INPUT FOR THIS TASK:
- Opening Delimiter -

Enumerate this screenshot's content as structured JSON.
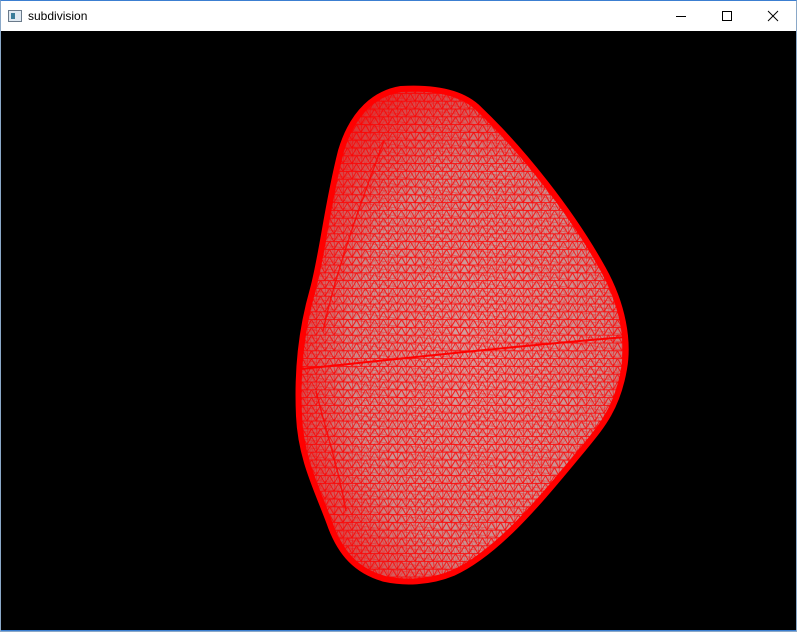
{
  "window": {
    "title": "subdivision",
    "icon": "app-window-icon",
    "controls": [
      {
        "name": "minimize-button",
        "icon": "minimize-icon"
      },
      {
        "name": "maximize-button",
        "icon": "maximize-icon"
      },
      {
        "name": "close-button",
        "icon": "close-icon"
      }
    ]
  },
  "viewport": {
    "background": "#000000",
    "mesh_color": "#ff0000",
    "mesh_fill": "#c89898",
    "render_mode": "wireframe-triangle-mesh"
  }
}
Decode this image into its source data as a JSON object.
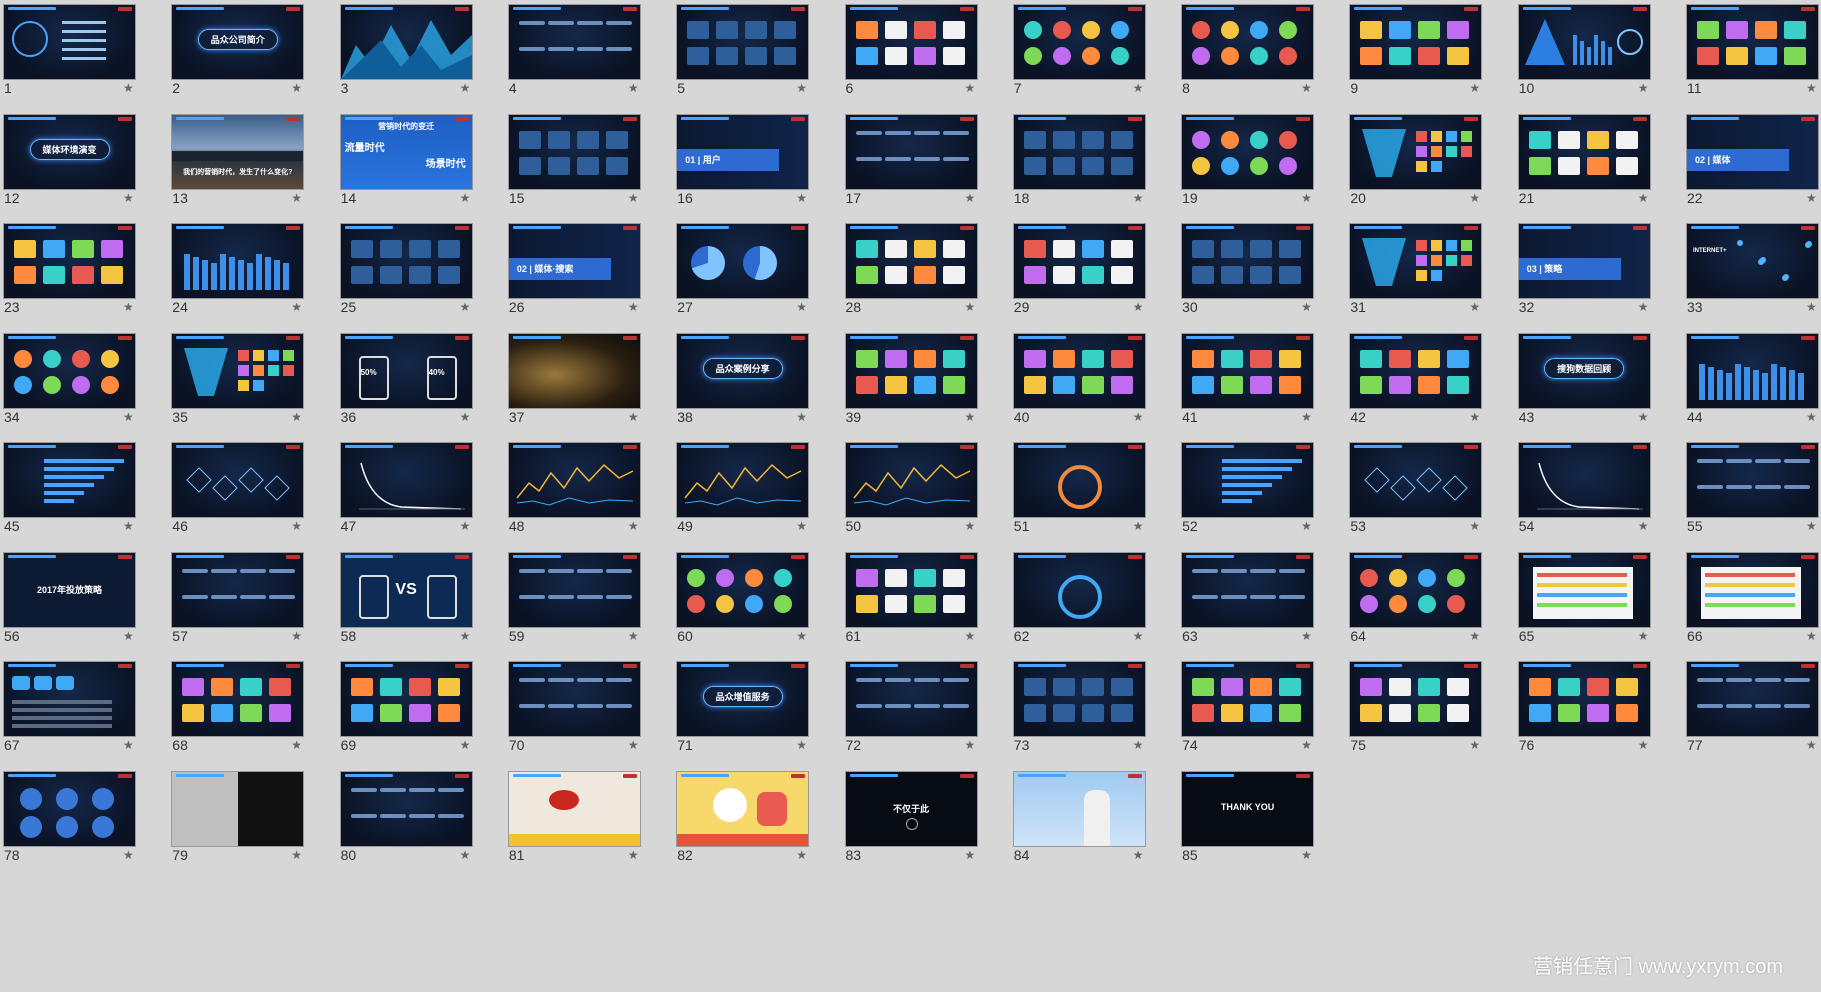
{
  "slides": [
    {
      "number": "1",
      "style": "menu"
    },
    {
      "number": "2",
      "style": "pill",
      "caption": "品众公司简介"
    },
    {
      "number": "3",
      "style": "mountains"
    },
    {
      "number": "4",
      "style": "steps"
    },
    {
      "number": "5",
      "style": "grid"
    },
    {
      "number": "6",
      "style": "cards"
    },
    {
      "number": "7",
      "style": "balloons"
    },
    {
      "number": "8",
      "style": "circles"
    },
    {
      "number": "9",
      "style": "images"
    },
    {
      "number": "10",
      "style": "pyramid"
    },
    {
      "number": "11",
      "style": "logos"
    },
    {
      "number": "12",
      "style": "pill",
      "caption": "媒体环境演变"
    },
    {
      "number": "13",
      "style": "city",
      "caption": "我们的营销时代，发生了什么变化?"
    },
    {
      "number": "14",
      "style": "banner",
      "caption": "营销时代的变迁",
      "caption2": "流量时代",
      "caption3": "场景时代"
    },
    {
      "number": "15",
      "style": "triangle"
    },
    {
      "number": "16",
      "style": "stripe",
      "caption": "01 | 用户"
    },
    {
      "number": "17",
      "style": "lines"
    },
    {
      "number": "18",
      "style": "network"
    },
    {
      "number": "19",
      "style": "circles"
    },
    {
      "number": "20",
      "style": "funnel"
    },
    {
      "number": "21",
      "style": "cards"
    },
    {
      "number": "22",
      "style": "stripe",
      "caption": "02 | 媒体"
    },
    {
      "number": "23",
      "style": "images"
    },
    {
      "number": "24",
      "style": "bars"
    },
    {
      "number": "25",
      "style": "grid"
    },
    {
      "number": "26",
      "style": "stripe",
      "caption": "02 | 媒体·搜索"
    },
    {
      "number": "27",
      "style": "pies"
    },
    {
      "number": "28",
      "style": "cards"
    },
    {
      "number": "29",
      "style": "cards"
    },
    {
      "number": "30",
      "style": "grid"
    },
    {
      "number": "31",
      "style": "hourglass"
    },
    {
      "number": "32",
      "style": "stripe",
      "caption": "03 | 策略"
    },
    {
      "number": "33",
      "style": "network",
      "caption": "INTERNET+"
    },
    {
      "number": "34",
      "style": "circles"
    },
    {
      "number": "35",
      "style": "funnel"
    },
    {
      "number": "36",
      "style": "phones",
      "caption": "50%",
      "caption2": "40%"
    },
    {
      "number": "37",
      "style": "gold"
    },
    {
      "number": "38",
      "style": "pill",
      "caption": "品众案例分享"
    },
    {
      "number": "39",
      "style": "images"
    },
    {
      "number": "40",
      "style": "images"
    },
    {
      "number": "41",
      "style": "images"
    },
    {
      "number": "42",
      "style": "images"
    },
    {
      "number": "43",
      "style": "pill",
      "caption": "搜狗数据回顾"
    },
    {
      "number": "44",
      "style": "bars"
    },
    {
      "number": "45",
      "style": "hbars"
    },
    {
      "number": "46",
      "style": "hexes"
    },
    {
      "number": "47",
      "style": "decay"
    },
    {
      "number": "48",
      "style": "linechart"
    },
    {
      "number": "49",
      "style": "linechart"
    },
    {
      "number": "50",
      "style": "linechart"
    },
    {
      "number": "51",
      "style": "donut"
    },
    {
      "number": "52",
      "style": "hbars"
    },
    {
      "number": "53",
      "style": "hexes"
    },
    {
      "number": "54",
      "style": "decay"
    },
    {
      "number": "55",
      "style": "lines"
    },
    {
      "number": "56",
      "style": "title",
      "caption": "2017年投放策略"
    },
    {
      "number": "57",
      "style": "table"
    },
    {
      "number": "58",
      "style": "vs",
      "caption": "VS"
    },
    {
      "number": "59",
      "style": "lines"
    },
    {
      "number": "60",
      "style": "circles"
    },
    {
      "number": "61",
      "style": "cards"
    },
    {
      "number": "62",
      "style": "ring"
    },
    {
      "number": "63",
      "style": "lines"
    },
    {
      "number": "64",
      "style": "circles"
    },
    {
      "number": "65",
      "style": "whitepanel"
    },
    {
      "number": "66",
      "style": "whitepanel"
    },
    {
      "number": "67",
      "style": "arrows"
    },
    {
      "number": "68",
      "style": "images"
    },
    {
      "number": "69",
      "style": "images"
    },
    {
      "number": "70",
      "style": "lines"
    },
    {
      "number": "71",
      "style": "pill",
      "caption": "品众增值服务"
    },
    {
      "number": "72",
      "style": "tree"
    },
    {
      "number": "73",
      "style": "network"
    },
    {
      "number": "74",
      "style": "images"
    },
    {
      "number": "75",
      "style": "cards"
    },
    {
      "number": "76",
      "style": "images"
    },
    {
      "number": "77",
      "style": "lines"
    },
    {
      "number": "78",
      "style": "bubbles"
    },
    {
      "number": "79",
      "style": "sketch"
    },
    {
      "number": "80",
      "style": "table"
    },
    {
      "number": "81",
      "style": "eyes"
    },
    {
      "number": "82",
      "style": "panda"
    },
    {
      "number": "83",
      "style": "title",
      "caption": "不仅于此"
    },
    {
      "number": "84",
      "style": "photo"
    },
    {
      "number": "85",
      "style": "title",
      "caption": "THANK YOU"
    }
  ],
  "star_glyph": "★",
  "watermark": "营销任意门 www.yxrym.com",
  "colors": {
    "background": "#d7d7d7",
    "slide_dark": "#0a1224",
    "accent_blue": "#2d6bd3",
    "glow": "#3b8cff"
  }
}
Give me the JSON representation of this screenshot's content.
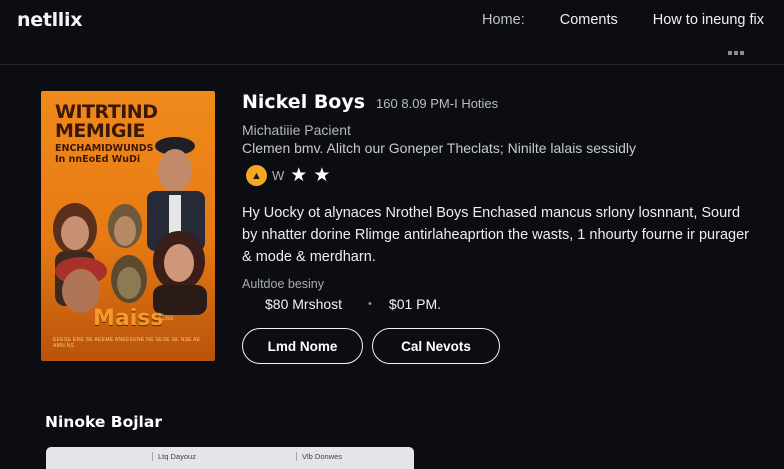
{
  "app": {
    "logo": "netllix"
  },
  "nav": {
    "items": [
      "Home:",
      "Coments",
      "How to ineung fix"
    ]
  },
  "poster": {
    "title": "WITRTIND MEMIGIE",
    "subtitle": "ENCHAMIDWUNDS\nIn nnEoEd WuDi",
    "brand": "Maiss",
    "small": "Cas",
    "credits": "EEESE ERE SE AEEME ANEEEENE NE SESE SE NSE AE AMN NS"
  },
  "movie": {
    "title": "Nickel Boys",
    "meta": "160 8.09 PM-I Hoties",
    "subtitle": "Michatiiie Pacient",
    "tagline": "Clemen bmv. Alitch our Goneper Theclats; Ninilte lalais sessidly",
    "rating_label": "W",
    "stars": 2,
    "synopsis": "Hy Uocky ot alynaces Nrothel Boys Enchased mancus srlony losnnant, Sourd by nhatter dorine Rlimge antirlaheaprtion the wasts, 1 nhourty fourne ir purager & mode & merdharn.",
    "availability_label": "Aultdoe besiny",
    "times": [
      "$80 Mrshost",
      "$01 PM."
    ],
    "separator": "•"
  },
  "buttons": {
    "primary": "Lmd Nome",
    "secondary": "Cal Nevots"
  },
  "section": {
    "title": "Ninoke Bojlar"
  },
  "table": {
    "headers": [
      "Ltq Dayouz",
      "Vlb Donwes"
    ]
  },
  "colors": {
    "background": "#0b0d12",
    "accent": "#f5a623",
    "poster": "#e77a13"
  }
}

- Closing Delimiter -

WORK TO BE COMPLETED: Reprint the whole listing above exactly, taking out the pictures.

EXPECTED OUTPUT:
Enumerate this screenshot's content as structured JSON.
{
  "window": {
    "title": "subdivision",
    "icon": "app-window-icon",
    "controls": [
      {
        "name": "minimize-button",
        "icon": "minimize-icon"
      },
      {
        "name": "maximize-button",
        "icon": "maximize-icon"
      },
      {
        "name": "close-button",
        "icon": "close-icon"
      }
    ]
  },
  "viewport": {
    "background": "#000000",
    "mesh_color": "#ff0000",
    "mesh_fill": "#c89898",
    "render_mode": "wireframe-triangle-mesh"
  }
}
Decode this image into its source data as a JSON object.
{
  "slides": [
    {
      "number": "1",
      "style": "menu"
    },
    {
      "number": "2",
      "style": "pill",
      "caption": "品众公司简介"
    },
    {
      "number": "3",
      "style": "mountains"
    },
    {
      "number": "4",
      "style": "steps"
    },
    {
      "number": "5",
      "style": "grid"
    },
    {
      "number": "6",
      "style": "cards"
    },
    {
      "number": "7",
      "style": "balloons"
    },
    {
      "number": "8",
      "style": "circles"
    },
    {
      "number": "9",
      "style": "images"
    },
    {
      "number": "10",
      "style": "pyramid"
    },
    {
      "number": "11",
      "style": "logos"
    },
    {
      "number": "12",
      "style": "pill",
      "caption": "媒体环境演变"
    },
    {
      "number": "13",
      "style": "city",
      "caption": "我们的营销时代，发生了什么变化?"
    },
    {
      "number": "14",
      "style": "banner",
      "caption": "营销时代的变迁",
      "caption2": "流量时代",
      "caption3": "场景时代"
    },
    {
      "number": "15",
      "style": "triangle"
    },
    {
      "number": "16",
      "style": "stripe",
      "caption": "01 | 用户"
    },
    {
      "number": "17",
      "style": "lines"
    },
    {
      "number": "18",
      "style": "network"
    },
    {
      "number": "19",
      "style": "circles"
    },
    {
      "number": "20",
      "style": "funnel"
    },
    {
      "number": "21",
      "style": "cards"
    },
    {
      "number": "22",
      "style": "stripe",
      "caption": "02 | 媒体"
    },
    {
      "number": "23",
      "style": "images"
    },
    {
      "number": "24",
      "style": "bars"
    },
    {
      "number": "25",
      "style": "grid"
    },
    {
      "number": "26",
      "style": "stripe",
      "caption": "02 | 媒体·搜索"
    },
    {
      "number": "27",
      "style": "pies"
    },
    {
      "number": "28",
      "style": "cards"
    },
    {
      "number": "29",
      "style": "cards"
    },
    {
      "number": "30",
      "style": "grid"
    },
    {
      "number": "31",
      "style": "hourglass"
    },
    {
      "number": "32",
      "style": "stripe",
      "caption": "03 | 策略"
    },
    {
      "number": "33",
      "style": "network",
      "caption": "INTERNET+"
    },
    {
      "number": "34",
      "style": "circles"
    },
    {
      "number": "35",
      "style": "funnel"
    },
    {
      "number": "36",
      "style": "phones",
      "caption": "50%",
      "caption2": "40%"
    },
    {
      "number": "37",
      "style": "gold"
    },
    {
      "number": "38",
      "style": "pill",
      "caption": "品众案例分享"
    },
    {
      "number": "39",
      "style": "images"
    },
    {
      "number": "40",
      "style": "images"
    },
    {
      "number": "41",
      "style": "images"
    },
    {
      "number": "42",
      "style": "images"
    },
    {
      "number": "43",
      "style": "pill",
      "caption": "搜狗数据回顾"
    },
    {
      "number": "44",
      "style": "bars"
    },
    {
      "number": "45",
      "style": "hbars"
    },
    {
      "number": "46",
      "style": "hexes"
    },
    {
      "number": "47",
      "style": "decay"
    },
    {
      "number": "48",
      "style": "linechart"
    },
    {
      "number": "49",
      "style": "linechart"
    },
    {
      "number": "50",
      "style": "linechart"
    },
    {
      "number": "51",
      "style": "donut"
    },
    {
      "number": "52",
      "style": "hbars"
    },
    {
      "number": "53",
      "style": "hexes"
    },
    {
      "number": "54",
      "style": "decay"
    },
    {
      "number": "55",
      "style": "lines"
    },
    {
      "number": "56",
      "style": "title",
      "caption": "2017年投放策略"
    },
    {
      "number": "57",
      "style": "table"
    },
    {
      "number": "58",
      "style": "vs",
      "caption": "VS"
    },
    {
      "number": "59",
      "style": "lines"
    },
    {
      "number": "60",
      "style": "circles"
    },
    {
      "number": "61",
      "style": "cards"
    },
    {
      "number": "62",
      "style": "ring"
    },
    {
      "number": "63",
      "style": "lines"
    },
    {
      "number": "64",
      "style": "circles"
    },
    {
      "number": "65",
      "style": "whitepanel"
    },
    {
      "number": "66",
      "style": "whitepanel"
    },
    {
      "number": "67",
      "style": "arrows"
    },
    {
      "number": "68",
      "style": "images"
    },
    {
      "number": "69",
      "style": "images"
    },
    {
      "number": "70",
      "style": "lines"
    },
    {
      "number": "71",
      "style": "pill",
      "caption": "品众增值服务"
    },
    {
      "number": "72",
      "style": "tree"
    },
    {
      "number": "73",
      "style": "network"
    },
    {
      "number": "74",
      "style": "images"
    },
    {
      "number": "75",
      "style": "cards"
    },
    {
      "number": "76",
      "style": "images"
    },
    {
      "number": "77",
      "style": "lines"
    },
    {
      "number": "78",
      "style": "bubbles"
    },
    {
      "number": "79",
      "style": "sketch"
    },
    {
      "number": "80",
      "style": "table"
    },
    {
      "number": "81",
      "style": "eyes"
    },
    {
      "number": "82",
      "style": "panda"
    },
    {
      "number": "83",
      "style": "title",
      "caption": "不仅于此"
    },
    {
      "number": "84",
      "style": "photo"
    },
    {
      "number": "85",
      "style": "title",
      "caption": "THANK YOU"
    }
  ],
  "star_glyph": "★",
  "watermark": "营销任意门 www.yxrym.com",
  "colors": {
    "background": "#d7d7d7",
    "slide_dark": "#0a1224",
    "accent_blue": "#2d6bd3",
    "glow": "#3b8cff"
  }
}
Give me the JSON representation of this screenshot's content.
{
  "app": {
    "logo": "netllix"
  },
  "nav": {
    "items": [
      "Home:",
      "Coments",
      "How to ineung fix"
    ]
  },
  "poster": {
    "title": "WITRTIND MEMIGIE",
    "subtitle": "ENCHAMIDWUNDS\nIn nnEoEd WuDi",
    "brand": "Maiss",
    "small": "Cas",
    "credits": "EEESE ERE SE AEEME ANEEEENE NE SESE SE NSE AE AMN NS"
  },
  "movie": {
    "title": "Nickel Boys",
    "meta": "160 8.09 PM-I Hoties",
    "subtitle": "Michatiiie Pacient",
    "tagline": "Clemen bmv. Alitch our Goneper Theclats; Ninilte lalais sessidly",
    "rating_label": "W",
    "stars": 2,
    "synopsis": "Hy Uocky ot alynaces Nrothel Boys Enchased mancus srlony losnnant, Sourd by nhatter dorine Rlimge antirlaheaprtion the wasts, 1 nhourty fourne ir purager & mode & merdharn.",
    "availability_label": "Aultdoe besiny",
    "times": [
      "$80 Mrshost",
      "$01 PM."
    ],
    "separator": "•"
  },
  "buttons": {
    "primary": "Lmd Nome",
    "secondary": "Cal Nevots"
  },
  "section": {
    "title": "Ninoke Bojlar"
  },
  "table": {
    "headers": [
      "Ltq Dayouz",
      "Vlb Donwes"
    ]
  },
  "colors": {
    "background": "#0b0d12",
    "accent": "#f5a623",
    "poster": "#e77a13"
  }
}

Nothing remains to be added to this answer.